INSTRUCTIONS TO FOLLOW>
Below are records to be output exactly, every one of them.

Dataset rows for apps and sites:
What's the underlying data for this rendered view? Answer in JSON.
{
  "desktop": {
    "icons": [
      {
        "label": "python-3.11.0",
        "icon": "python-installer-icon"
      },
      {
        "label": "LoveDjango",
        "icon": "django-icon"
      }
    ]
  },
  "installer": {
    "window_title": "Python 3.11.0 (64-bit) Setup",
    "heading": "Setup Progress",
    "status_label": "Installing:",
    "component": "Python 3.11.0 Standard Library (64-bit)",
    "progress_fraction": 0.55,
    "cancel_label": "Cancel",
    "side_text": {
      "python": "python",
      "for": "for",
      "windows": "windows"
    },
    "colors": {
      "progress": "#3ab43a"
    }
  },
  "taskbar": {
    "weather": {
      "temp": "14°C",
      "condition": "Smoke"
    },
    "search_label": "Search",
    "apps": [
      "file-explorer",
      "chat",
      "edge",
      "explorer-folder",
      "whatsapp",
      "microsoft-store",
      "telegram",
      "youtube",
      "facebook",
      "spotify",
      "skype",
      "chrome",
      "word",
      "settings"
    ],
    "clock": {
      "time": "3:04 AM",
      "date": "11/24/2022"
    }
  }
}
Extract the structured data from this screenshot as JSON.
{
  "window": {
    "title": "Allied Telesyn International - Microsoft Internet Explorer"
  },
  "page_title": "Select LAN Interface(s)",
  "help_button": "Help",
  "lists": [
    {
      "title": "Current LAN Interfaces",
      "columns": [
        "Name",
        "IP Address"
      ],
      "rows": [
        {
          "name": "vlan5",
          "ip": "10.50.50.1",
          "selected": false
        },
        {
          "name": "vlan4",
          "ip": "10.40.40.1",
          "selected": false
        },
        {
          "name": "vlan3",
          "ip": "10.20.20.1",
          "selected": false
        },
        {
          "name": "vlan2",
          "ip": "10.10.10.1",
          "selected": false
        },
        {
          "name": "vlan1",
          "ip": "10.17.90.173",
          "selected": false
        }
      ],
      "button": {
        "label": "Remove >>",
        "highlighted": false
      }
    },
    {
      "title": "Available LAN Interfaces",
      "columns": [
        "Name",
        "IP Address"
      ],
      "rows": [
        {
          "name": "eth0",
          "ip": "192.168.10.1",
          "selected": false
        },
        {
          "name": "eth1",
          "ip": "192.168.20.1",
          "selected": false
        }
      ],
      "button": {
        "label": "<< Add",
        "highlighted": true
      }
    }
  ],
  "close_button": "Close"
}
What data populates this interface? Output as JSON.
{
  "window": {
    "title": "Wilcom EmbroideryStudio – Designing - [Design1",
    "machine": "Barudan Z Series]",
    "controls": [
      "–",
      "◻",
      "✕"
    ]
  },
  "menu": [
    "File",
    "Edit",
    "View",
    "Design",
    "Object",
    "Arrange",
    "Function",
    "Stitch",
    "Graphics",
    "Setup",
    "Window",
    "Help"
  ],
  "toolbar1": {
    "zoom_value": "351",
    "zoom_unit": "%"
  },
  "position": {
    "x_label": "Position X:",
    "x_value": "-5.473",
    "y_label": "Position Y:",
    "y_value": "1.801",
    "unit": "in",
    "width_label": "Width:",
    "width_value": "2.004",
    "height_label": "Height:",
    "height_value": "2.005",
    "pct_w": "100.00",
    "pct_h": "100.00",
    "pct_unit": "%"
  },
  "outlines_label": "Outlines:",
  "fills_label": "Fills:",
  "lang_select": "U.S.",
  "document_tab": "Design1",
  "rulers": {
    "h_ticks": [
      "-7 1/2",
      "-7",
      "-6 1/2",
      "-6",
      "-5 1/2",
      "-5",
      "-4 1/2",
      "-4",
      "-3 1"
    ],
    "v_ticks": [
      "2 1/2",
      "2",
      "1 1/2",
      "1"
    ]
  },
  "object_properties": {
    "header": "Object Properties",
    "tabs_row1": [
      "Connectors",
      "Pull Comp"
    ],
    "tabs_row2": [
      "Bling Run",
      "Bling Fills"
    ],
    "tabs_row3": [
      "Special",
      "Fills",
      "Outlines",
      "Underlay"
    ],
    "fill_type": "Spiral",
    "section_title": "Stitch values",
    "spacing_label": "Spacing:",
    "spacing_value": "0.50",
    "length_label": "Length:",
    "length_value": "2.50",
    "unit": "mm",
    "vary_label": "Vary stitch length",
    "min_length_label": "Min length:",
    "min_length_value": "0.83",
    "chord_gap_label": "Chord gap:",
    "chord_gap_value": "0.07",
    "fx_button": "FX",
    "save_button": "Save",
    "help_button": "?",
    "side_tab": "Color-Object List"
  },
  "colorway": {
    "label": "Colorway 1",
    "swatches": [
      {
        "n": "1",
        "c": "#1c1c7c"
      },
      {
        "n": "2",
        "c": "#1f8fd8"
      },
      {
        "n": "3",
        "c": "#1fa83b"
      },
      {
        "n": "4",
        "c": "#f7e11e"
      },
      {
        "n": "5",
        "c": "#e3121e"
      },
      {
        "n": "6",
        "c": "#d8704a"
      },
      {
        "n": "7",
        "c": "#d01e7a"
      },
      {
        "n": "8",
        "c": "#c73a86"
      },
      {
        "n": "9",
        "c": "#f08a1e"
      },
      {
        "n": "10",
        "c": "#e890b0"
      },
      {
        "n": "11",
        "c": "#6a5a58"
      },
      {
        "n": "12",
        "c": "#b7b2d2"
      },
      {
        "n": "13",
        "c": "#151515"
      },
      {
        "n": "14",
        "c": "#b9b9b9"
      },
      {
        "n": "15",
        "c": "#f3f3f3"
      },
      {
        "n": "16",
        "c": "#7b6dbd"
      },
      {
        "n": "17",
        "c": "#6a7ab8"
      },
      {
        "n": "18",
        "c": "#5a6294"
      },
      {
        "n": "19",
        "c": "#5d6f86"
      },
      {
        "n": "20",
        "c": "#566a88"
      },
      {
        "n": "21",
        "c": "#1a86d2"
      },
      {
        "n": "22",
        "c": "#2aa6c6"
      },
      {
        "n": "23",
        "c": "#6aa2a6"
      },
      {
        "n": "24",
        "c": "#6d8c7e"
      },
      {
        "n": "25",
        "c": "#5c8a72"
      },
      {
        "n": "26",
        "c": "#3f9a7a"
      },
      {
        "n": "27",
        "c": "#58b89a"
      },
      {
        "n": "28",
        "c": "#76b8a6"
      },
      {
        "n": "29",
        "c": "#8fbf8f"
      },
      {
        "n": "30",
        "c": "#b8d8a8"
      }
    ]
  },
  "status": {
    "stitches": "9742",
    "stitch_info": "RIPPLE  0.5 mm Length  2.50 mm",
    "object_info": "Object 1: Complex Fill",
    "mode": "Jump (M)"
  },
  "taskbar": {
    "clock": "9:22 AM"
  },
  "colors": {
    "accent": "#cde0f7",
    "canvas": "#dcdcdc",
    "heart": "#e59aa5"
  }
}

RESPONSE TO THE TASK>
What's the underlying data for this rendered view? Answer in JSON.
{
  "desktop": {
    "icons": [
      {
        "label": "python-3.11.0",
        "icon": "python-installer-icon"
      },
      {
        "label": "LoveDjango",
        "icon": "django-icon"
      }
    ]
  },
  "installer": {
    "window_title": "Python 3.11.0 (64-bit) Setup",
    "heading": "Setup Progress",
    "status_label": "Installing:",
    "component": "Python 3.11.0 Standard Library (64-bit)",
    "progress_fraction": 0.55,
    "cancel_label": "Cancel",
    "side_text": {
      "python": "python",
      "for": "for",
      "windows": "windows"
    },
    "colors": {
      "progress": "#3ab43a"
    }
  },
  "taskbar": {
    "weather": {
      "temp": "14°C",
      "condition": "Smoke"
    },
    "search_label": "Search",
    "apps": [
      "file-explorer",
      "chat",
      "edge",
      "explorer-folder",
      "whatsapp",
      "microsoft-store",
      "telegram",
      "youtube",
      "facebook",
      "spotify",
      "skype",
      "chrome",
      "word",
      "settings"
    ],
    "clock": {
      "time": "3:04 AM",
      "date": "11/24/2022"
    }
  }
}
Extract the structured data from this screenshot as JSON.
{
  "window": {
    "title": "Allied Telesyn International - Microsoft Internet Explorer"
  },
  "page_title": "Select LAN Interface(s)",
  "help_button": "Help",
  "lists": [
    {
      "title": "Current LAN Interfaces",
      "columns": [
        "Name",
        "IP Address"
      ],
      "rows": [
        {
          "name": "vlan5",
          "ip": "10.50.50.1",
          "selected": false
        },
        {
          "name": "vlan4",
          "ip": "10.40.40.1",
          "selected": false
        },
        {
          "name": "vlan3",
          "ip": "10.20.20.1",
          "selected": false
        },
        {
          "name": "vlan2",
          "ip": "10.10.10.1",
          "selected": false
        },
        {
          "name": "vlan1",
          "ip": "10.17.90.173",
          "selected": false
        }
      ],
      "button": {
        "label": "Remove >>",
        "highlighted": false
      }
    },
    {
      "title": "Available LAN Interfaces",
      "columns": [
        "Name",
        "IP Address"
      ],
      "rows": [
        {
          "name": "eth0",
          "ip": "192.168.10.1",
          "selected": false
        },
        {
          "name": "eth1",
          "ip": "192.168.20.1",
          "selected": false
        }
      ],
      "button": {
        "label": "<< Add",
        "highlighted": true
      }
    }
  ],
  "close_button": "Close"
}
What data populates this interface? Output as JSON.
{
  "window": {
    "title": "Wilcom EmbroideryStudio – Designing - [Design1",
    "machine": "Barudan Z Series]",
    "controls": [
      "–",
      "◻",
      "✕"
    ]
  },
  "menu": [
    "File",
    "Edit",
    "View",
    "Design",
    "Object",
    "Arrange",
    "Function",
    "Stitch",
    "Graphics",
    "Setup",
    "Window",
    "Help"
  ],
  "toolbar1": {
    "zoom_value": "351",
    "zoom_unit": "%"
  },
  "position": {
    "x_label": "Position X:",
    "x_value": "-5.473",
    "y_label": "Position Y:",
    "y_value": "1.801",
    "unit": "in",
    "width_label": "Width:",
    "width_value": "2.004",
    "height_label": "Height:",
    "height_value": "2.005",
    "pct_w": "100.00",
    "pct_h": "100.00",
    "pct_unit": "%"
  },
  "outlines_label": "Outlines:",
  "fills_label": "Fills:",
  "lang_select": "U.S.",
  "document_tab": "Design1",
  "rulers": {
    "h_ticks": [
      "-7 1/2",
      "-7",
      "-6 1/2",
      "-6",
      "-5 1/2",
      "-5",
      "-4 1/2",
      "-4",
      "-3 1"
    ],
    "v_ticks": [
      "2 1/2",
      "2",
      "1 1/2",
      "1"
    ]
  },
  "object_properties": {
    "header": "Object Properties",
    "tabs_row1": [
      "Connectors",
      "Pull Comp"
    ],
    "tabs_row2": [
      "Bling Run",
      "Bling Fills"
    ],
    "tabs_row3": [
      "Special",
      "Fills",
      "Outlines",
      "Underlay"
    ],
    "fill_type": "Spiral",
    "section_title": "Stitch values",
    "spacing_label": "Spacing:",
    "spacing_value": "0.50",
    "length_label": "Length:",
    "length_value": "2.50",
    "unit": "mm",
    "vary_label": "Vary stitch length",
    "min_length_label": "Min length:",
    "min_length_value": "0.83",
    "chord_gap_label": "Chord gap:",
    "chord_gap_value": "0.07",
    "fx_button": "FX",
    "save_button": "Save",
    "help_button": "?",
    "side_tab": "Color-Object List"
  },
  "colorway": {
    "label": "Colorway 1",
    "swatches": [
      {
        "n": "1",
        "c": "#1c1c7c"
      },
      {
        "n": "2",
        "c": "#1f8fd8"
      },
      {
        "n": "3",
        "c": "#1fa83b"
      },
      {
        "n": "4",
        "c": "#f7e11e"
      },
      {
        "n": "5",
        "c": "#e3121e"
      },
      {
        "n": "6",
        "c": "#d8704a"
      },
      {
        "n": "7",
        "c": "#d01e7a"
      },
      {
        "n": "8",
        "c": "#c73a86"
      },
      {
        "n": "9",
        "c": "#f08a1e"
      },
      {
        "n": "10",
        "c": "#e890b0"
      },
      {
        "n": "11",
        "c": "#6a5a58"
      },
      {
        "n": "12",
        "c": "#b7b2d2"
      },
      {
        "n": "13",
        "c": "#151515"
      },
      {
        "n": "14",
        "c": "#b9b9b9"
      },
      {
        "n": "15",
        "c": "#f3f3f3"
      },
      {
        "n": "16",
        "c": "#7b6dbd"
      },
      {
        "n": "17",
        "c": "#6a7ab8"
      },
      {
        "n": "18",
        "c": "#5a6294"
      },
      {
        "n": "19",
        "c": "#5d6f86"
      },
      {
        "n": "20",
        "c": "#566a88"
      },
      {
        "n": "21",
        "c": "#1a86d2"
      },
      {
        "n": "22",
        "c": "#2aa6c6"
      },
      {
        "n": "23",
        "c": "#6aa2a6"
      },
      {
        "n": "24",
        "c": "#6d8c7e"
      },
      {
        "n": "25",
        "c": "#5c8a72"
      },
      {
        "n": "26",
        "c": "#3f9a7a"
      },
      {
        "n": "27",
        "c": "#58b89a"
      },
      {
        "n": "28",
        "c": "#76b8a6"
      },
      {
        "n": "29",
        "c": "#8fbf8f"
      },
      {
        "n": "30",
        "c": "#b8d8a8"
      }
    ]
  },
  "status": {
    "stitches": "9742",
    "stitch_info": "RIPPLE  0.5 mm Length  2.50 mm",
    "object_info": "Object 1: Complex Fill",
    "mode": "Jump (M)"
  },
  "taskbar": {
    "clock": "9:22 AM"
  },
  "colors": {
    "accent": "#cde0f7",
    "canvas": "#dcdcdc",
    "heart": "#e59aa5"
  }
}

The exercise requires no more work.